Capstone Project (On-Campus Access Only)
Doctor of Physical Therapy (DPT)
John Medeiros, P.T., Ph.D.
This work is licensed under a Creative Commons Attribution-Noncommercial-No Derivative Works 3.0 License.
For adult subjects with temporomandibular disorders (TMD) of myofascial or joint origin, including arthritic changes, a self-care protocol with postural correction and active and passive jaw exercises decreases subjects’ pain at rest and with movement as well as increases jaw range of motion greater than no treatment, self-care protocol alone or surgery. Self-care protocol consists mainly of the application of heat and/or ice, relaxation techniques, finding the resting jaw position, eating a soft diet, and massage to painful muscles. The majority of articles matched our clinical question with the largest variance being what type of TMD was allowed in each study. Each type of TMD was covered in at least one article. Unfortunately, half the articles were under a 5/10 on the PEDro scale ranking of research methodology and therefore of low quality making us unsure how applicable the outcomes are to the general population. Also, because there are few MCIDs for outcome measures used in the studies, it is not known how much of the statistical significance is of clinical importance.

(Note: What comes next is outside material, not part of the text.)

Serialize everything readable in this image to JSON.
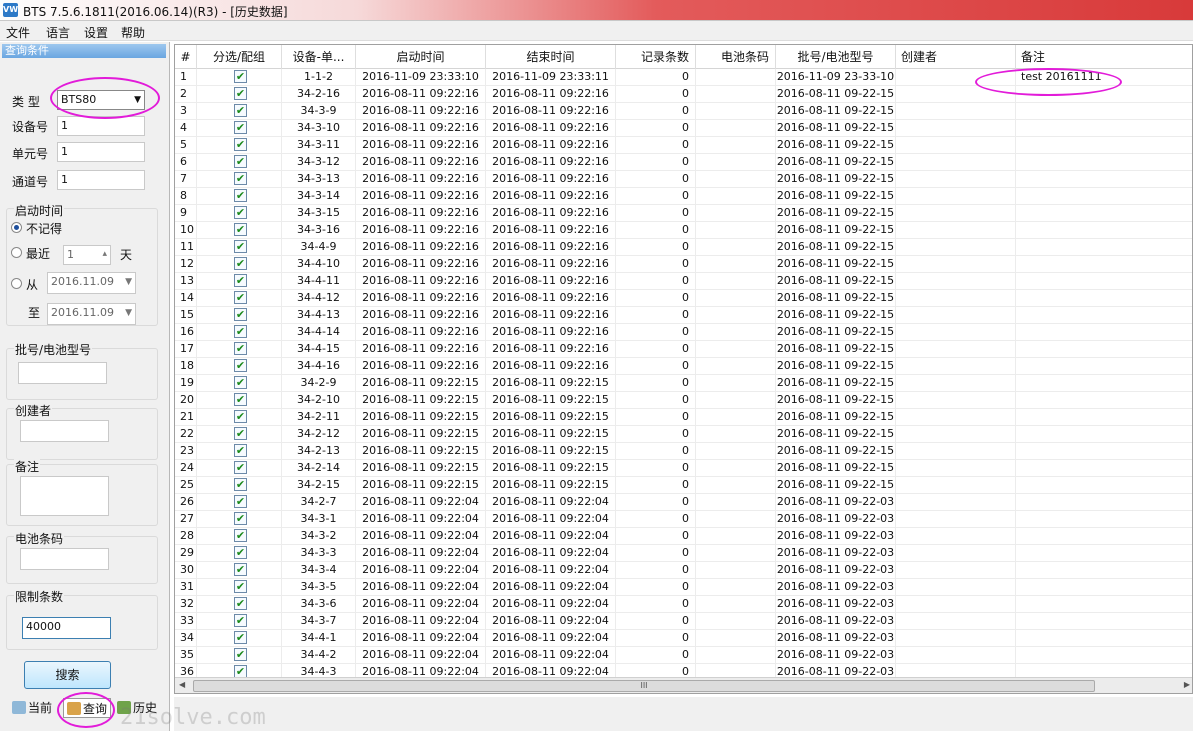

Edlefsen, Analee and Wangerin, Jenn, "The Efficacy of Therapeutic Exercise and Manual Therapy for Temporomandibular Joint Disorders" (2009). School of Physical Therapy. 1.